Web page and app entries:
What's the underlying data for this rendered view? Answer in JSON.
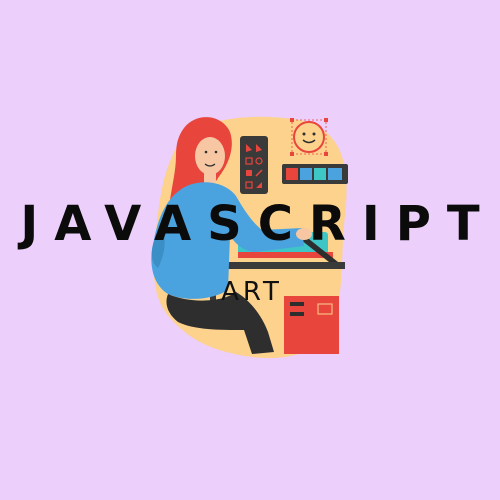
{
  "colors": {
    "background": "#eccffb",
    "blob": "#fcd28d",
    "hair": "#e8453c",
    "sweater": "#4aa3df",
    "skin": "#f7c6a3",
    "pants": "#2e2e2e",
    "panel": "#3a3a3a",
    "accent_red": "#e8453c",
    "monitor_screen": "#3ec6c6",
    "title_text": "#0b0b0b"
  },
  "illustration": {
    "subject": "woman-designer-at-desk",
    "icons": [
      "smiley-face-icon",
      "tool-palette-icon",
      "color-swatch-icon",
      "monitor-icon",
      "desk-drawer-icon"
    ]
  },
  "title": "JAVASCRIPT",
  "subtitle": "ART"
}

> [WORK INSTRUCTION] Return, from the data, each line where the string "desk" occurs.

> [TASK SOLUTION]
    "subject": "woman-designer-at-desk",
      "desk-drawer-icon"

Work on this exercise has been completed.